But that’s because the transversally-mounted Xtrac 7-speed transmission is much lighter and smaller than a twin-clutch setup could ever be. It helps keep the weight more contained and more central in the car, giving a natural understeering character over a potentially hard-to-handle oversteering one.
That then allows the engineers to dial out that understeer and create a neutral handling character, which even on cold, tight country roads on snow tyres inspires confidence.
The ability to tighten that line mid-corner is always a millimetric step of the accelerator away, and once you get used to the monumental wall of torque that you always have at your disposal, you being to calibrate yourself. Then, believe it or not, the car almost becomes a doddle to play with, especially when you really lean on the Bosch traction and stability control systems which are pretty impressive given what they can let you get away with.
The only thing I don’t particularly like is the steering.
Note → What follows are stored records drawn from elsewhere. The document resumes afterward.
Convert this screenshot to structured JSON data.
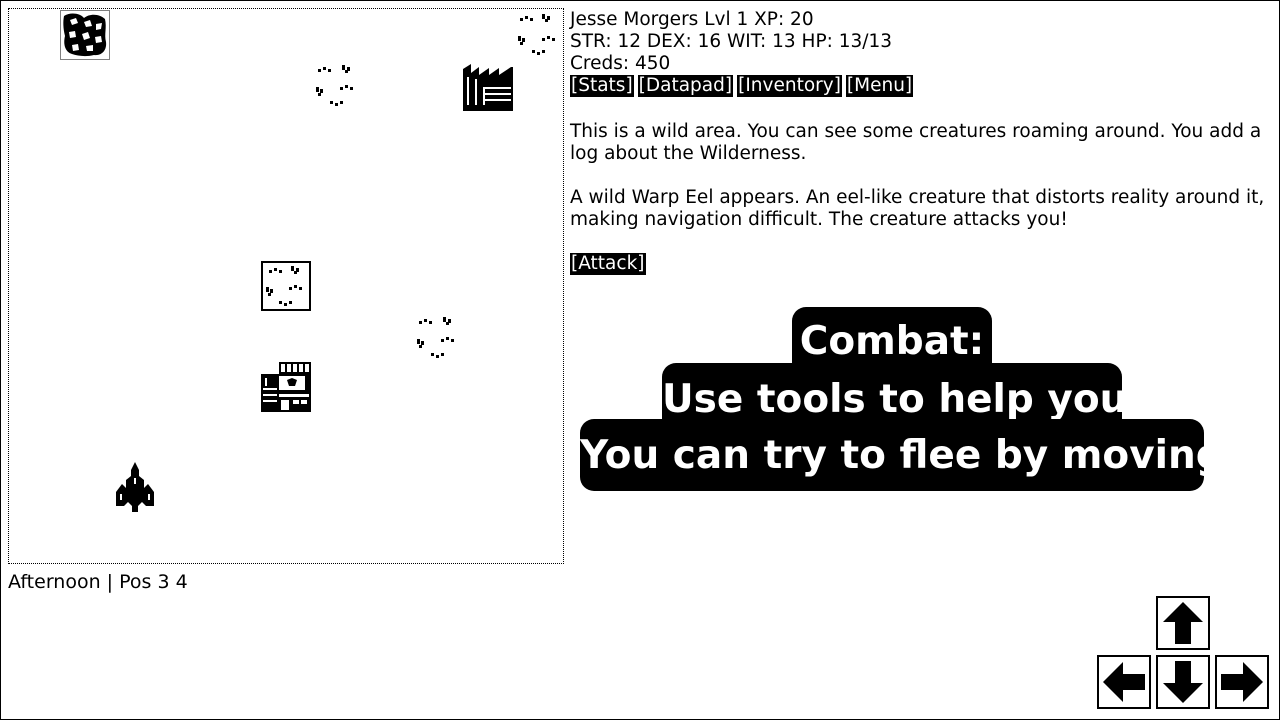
{
  "player": {
    "line1": "Jesse Morgers Lvl 1 XP: 20",
    "line2": "STR: 12 DEX: 16 WIT: 13 HP: 13/13",
    "line3": "Creds: 450"
  },
  "menu": {
    "stats": "[Stats]",
    "datapad": "[Datapad]",
    "inventory": "[Inventory]",
    "menu": "[Menu]"
  },
  "log": {
    "area": "This is a wild area. You can see some creatures roaming around. You add a log about the Wilderness.",
    "encounter": "A wild Warp Eel appears. An eel-like creature that distorts reality around it, making navigation difficult. The creature attacks you!"
  },
  "actions": {
    "attack": "[Attack]"
  },
  "tip": {
    "line1": "Combat:",
    "line2": "Use tools to help you.",
    "line3": "You can try to flee by moving."
  },
  "status": "Afternoon | Pos 3 4",
  "controls": [
    "arrow-up-icon",
    "arrow-left-icon",
    "arrow-down-icon",
    "arrow-right-icon"
  ]
}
It’s very communicative, but a little slow for my taste. If the gearing was a tad faster it would make it all less work from behind the wheel, which you turn way too much even in normal driving situations. Not Ferrari-fast which is an exaggeration, but just a tad.
But I’m really nitpicking here. This is as close to automotive perfection as you can get. There’s nothing anyone can say – it’s art meeting function and the result is simply stunning.
But it’s not enough for Pagani.
The carmaker is on a continuous road of development, refinement and reinvention, and that will ensure it stays at the very top of what it’s doing for a long time to come.
There is always so much to improve on a car, and right down to every small detail; be it a material, a mechanical component, aerodynamics or even the basic concept of the car itself.
The best thing is, we’ll all get a glimpse of what that path will lead to once Pagani shows the Huayra BC in Geneva in a few weeks. Think more extreme, more focused more evolved. For the lucky few that can get their hands on these sort of cars, automotive perfection is almost a reality.
Dino Dalle Carbonare